not rated yet Aug 30, 2011
Good video, shame it's essentially a video game trailer though.
widgget
not rated yet Aug 30, 2011
i can just picture an undercover agent using this while the guys in the white van parked outside get to see /record exactly what the inside guy is seeing.
TrinityComplex
not rated yet Aug 30, 2011
I have a mental image of movies being filmed in the future. The set is ready to go, the actors prepped, and the 'camera man' is just a guy, standing in front of it all, watching the action. Or, if you want multiple angles, a bunch of guys standing around. Actually it seems like it would be kind of creepy, and there's always the risk...

'Um, Bob, you forgot to turn off your camera when you went to the bathroom.
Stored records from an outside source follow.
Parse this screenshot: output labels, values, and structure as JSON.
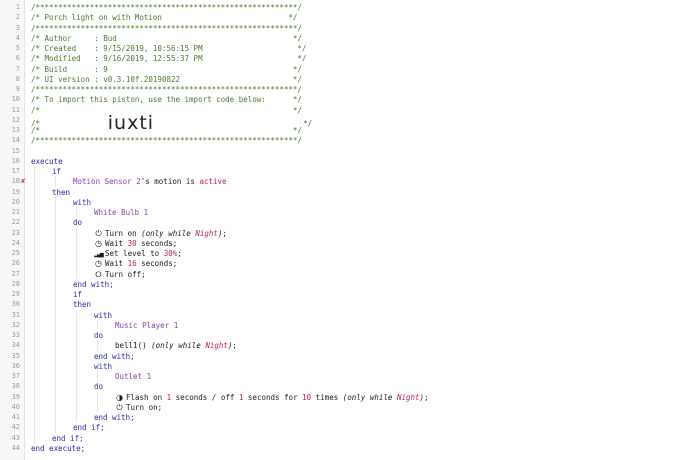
{
  "lines": [
    {
      "n": "1",
      "indent": 0,
      "parts": [
        {
          "t": "/**********************************************************/",
          "c": "comment"
        }
      ]
    },
    {
      "n": "2",
      "indent": 0,
      "parts": [
        {
          "t": "/* Porch light on with Motion                            */",
          "c": "comment"
        }
      ]
    },
    {
      "n": "3",
      "indent": 0,
      "parts": [
        {
          "t": "/**********************************************************/",
          "c": "comment"
        }
      ]
    },
    {
      "n": "4",
      "indent": 0,
      "parts": [
        {
          "t": "/* Author     : Bud                                       */",
          "c": "comment"
        }
      ]
    },
    {
      "n": "5",
      "indent": 0,
      "parts": [
        {
          "t": "/* Created    : 9/15/2019, 10:56:15 PM                     */",
          "c": "comment"
        }
      ]
    },
    {
      "n": "6",
      "indent": 0,
      "parts": [
        {
          "t": "/* Modified   : 9/16/2019, 12:55:37 PM                     */",
          "c": "comment"
        }
      ]
    },
    {
      "n": "7",
      "indent": 0,
      "parts": [
        {
          "t": "/* Build      : 9                                         */",
          "c": "comment"
        }
      ]
    },
    {
      "n": "8",
      "indent": 0,
      "parts": [
        {
          "t": "/* UI version : v0.3.10f.20190822                         */",
          "c": "comment"
        }
      ]
    },
    {
      "n": "9",
      "indent": 0,
      "parts": [
        {
          "t": "/**********************************************************/",
          "c": "comment"
        }
      ]
    },
    {
      "n": "10",
      "indent": 0,
      "parts": [
        {
          "t": "/* To import this piston, use the import code below:      */",
          "c": "comment"
        }
      ]
    },
    {
      "n": "11",
      "indent": 0,
      "parts": [
        {
          "t": "/*                                                        */",
          "c": "comment"
        }
      ]
    },
    {
      "n": "12",
      "indent": 0,
      "parts": [
        {
          "t": "/*               ",
          "c": "comment"
        },
        {
          "t": "iuxti",
          "c": "big"
        },
        {
          "t": "                                 */",
          "c": "comment"
        }
      ]
    },
    {
      "n": "13",
      "indent": 0,
      "parts": [
        {
          "t": "/*                                                        */",
          "c": "comment"
        }
      ]
    },
    {
      "n": "14",
      "indent": 0,
      "parts": [
        {
          "t": "/**********************************************************/",
          "c": "comment"
        }
      ]
    },
    {
      "n": "15",
      "indent": 0,
      "parts": []
    },
    {
      "n": "16",
      "indent": 0,
      "parts": [
        {
          "t": "execute",
          "c": "kw"
        }
      ]
    },
    {
      "n": "17",
      "indent": 1,
      "parts": [
        {
          "t": "if",
          "c": "kw"
        }
      ]
    },
    {
      "n": "18",
      "indent": 2,
      "mark": "✘",
      "parts": [
        {
          "t": "Motion Sensor 2",
          "c": "dev"
        },
        {
          "t": "'s motion is ",
          "c": ""
        },
        {
          "t": "active",
          "c": "hl"
        }
      ]
    },
    {
      "n": "19",
      "indent": 1,
      "parts": [
        {
          "t": "then",
          "c": "kw"
        }
      ]
    },
    {
      "n": "20",
      "indent": 2,
      "parts": [
        {
          "t": "with",
          "c": "kw"
        }
      ]
    },
    {
      "n": "21",
      "indent": 3,
      "parts": [
        {
          "t": "White Bulb 1",
          "c": "dev"
        }
      ]
    },
    {
      "n": "22",
      "indent": 2,
      "parts": [
        {
          "t": "do",
          "c": "kw"
        }
      ]
    },
    {
      "n": "23",
      "indent": 3,
      "icon": "power",
      "parts": [
        {
          "t": "Turn on ",
          "c": ""
        },
        {
          "t": "(only while ",
          "c": "italic"
        },
        {
          "t": "Night",
          "c": "italic hl"
        },
        {
          "t": ")",
          "c": "italic"
        },
        {
          "t": ";",
          "c": ""
        }
      ]
    },
    {
      "n": "24",
      "indent": 3,
      "icon": "clock",
      "parts": [
        {
          "t": "Wait ",
          "c": ""
        },
        {
          "t": "30",
          "c": "num"
        },
        {
          "t": " seconds;",
          "c": ""
        }
      ]
    },
    {
      "n": "25",
      "indent": 3,
      "icon": "level",
      "parts": [
        {
          "t": "Set level to ",
          "c": ""
        },
        {
          "t": "30%",
          "c": "num"
        },
        {
          "t": ";",
          "c": ""
        }
      ]
    },
    {
      "n": "26",
      "indent": 3,
      "icon": "clock",
      "parts": [
        {
          "t": "Wait ",
          "c": ""
        },
        {
          "t": "16",
          "c": "num"
        },
        {
          "t": " seconds;",
          "c": ""
        }
      ]
    },
    {
      "n": "27",
      "indent": 3,
      "icon": "power-off",
      "parts": [
        {
          "t": "Turn off;",
          "c": ""
        }
      ]
    },
    {
      "n": "28",
      "indent": 2,
      "parts": [
        {
          "t": "end with;",
          "c": "kw"
        }
      ]
    },
    {
      "n": "29",
      "indent": 2,
      "parts": [
        {
          "t": "if",
          "c": "kw"
        }
      ]
    },
    {
      "n": "30",
      "indent": 2,
      "parts": [
        {
          "t": "then",
          "c": "kw"
        }
      ]
    },
    {
      "n": "31",
      "indent": 3,
      "parts": [
        {
          "t": "with",
          "c": "kw"
        }
      ]
    },
    {
      "n": "32",
      "indent": 4,
      "parts": [
        {
          "t": "Music Player 1",
          "c": "dev"
        }
      ]
    },
    {
      "n": "33",
      "indent": 3,
      "parts": [
        {
          "t": "do",
          "c": "kw"
        }
      ]
    },
    {
      "n": "34",
      "indent": 4,
      "parts": [
        {
          "t": "bell1() ",
          "c": ""
        },
        {
          "t": "(only while ",
          "c": "italic"
        },
        {
          "t": "Night",
          "c": "italic hl"
        },
        {
          "t": ")",
          "c": "italic"
        },
        {
          "t": ";",
          "c": ""
        }
      ]
    },
    {
      "n": "35",
      "indent": 3,
      "parts": [
        {
          "t": "end with;",
          "c": "kw"
        }
      ]
    },
    {
      "n": "36",
      "indent": 3,
      "parts": [
        {
          "t": "with",
          "c": "kw"
        }
      ]
    },
    {
      "n": "37",
      "indent": 4,
      "parts": [
        {
          "t": "Outlet 1",
          "c": "dev"
        }
      ]
    },
    {
      "n": "38",
      "indent": 3,
      "parts": [
        {
          "t": "do",
          "c": "kw"
        }
      ]
    },
    {
      "n": "39",
      "indent": 4,
      "icon": "flash",
      "parts": [
        {
          "t": "Flash on ",
          "c": ""
        },
        {
          "t": "1",
          "c": "num"
        },
        {
          "t": " seconds / off ",
          "c": ""
        },
        {
          "t": "1",
          "c": "num"
        },
        {
          "t": " seconds for ",
          "c": ""
        },
        {
          "t": "10",
          "c": "num"
        },
        {
          "t": " times ",
          "c": ""
        },
        {
          "t": "(only while ",
          "c": "italic"
        },
        {
          "t": "Night",
          "c": "italic hl"
        },
        {
          "t": ")",
          "c": "italic"
        },
        {
          "t": ";",
          "c": ""
        }
      ]
    },
    {
      "n": "40",
      "indent": 4,
      "icon": "power",
      "parts": [
        {
          "t": "Turn on;",
          "c": ""
        }
      ]
    },
    {
      "n": "41",
      "indent": 3,
      "parts": [
        {
          "t": "end with;",
          "c": "kw"
        }
      ]
    },
    {
      "n": "42",
      "indent": 2,
      "parts": [
        {
          "t": "end if;",
          "c": "kw"
        }
      ]
    },
    {
      "n": "43",
      "indent": 1,
      "parts": [
        {
          "t": "end if;",
          "c": "kw"
        }
      ]
    },
    {
      "n": "44",
      "indent": 0,
      "parts": [
        {
          "t": "end execute;",
          "c": "kw"
        }
      ]
    }
  ],
  "icons": {
    "power": "⏻",
    "clock": "◷",
    "level": "▂▄▆",
    "power-off": "⭘",
    "flash": "◑"
  },
  "colors": {
    "comment": "#4b7a2c",
    "keyword": "#2a2aa8",
    "device": "#8a3fb0",
    "value": "#c02050"
  }
}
Now go wash your hands.'
HealingMindN
not rated yet Aug 30, 2011
I have a mental image of movies being filmed in the future. The set is ready to go, the actors prepped, and the 'camera man' is just a guy, standing in front of it all, watching the action. Or, if you want multiple angles, a bunch of guys standing around....


I guess that would provide some excellent 3D shots, but you know what they do w/cameras these days; they hang, mount, swing and fly them in all kinds of wild places that I don't believe the average human can stomach. Leave it to the robot cams - unless you're talking about naughty movies.
Beard
not rated yet Sep 03, 2011
Good video, shame it's essentially a video game trailer though.


Why is that a shame?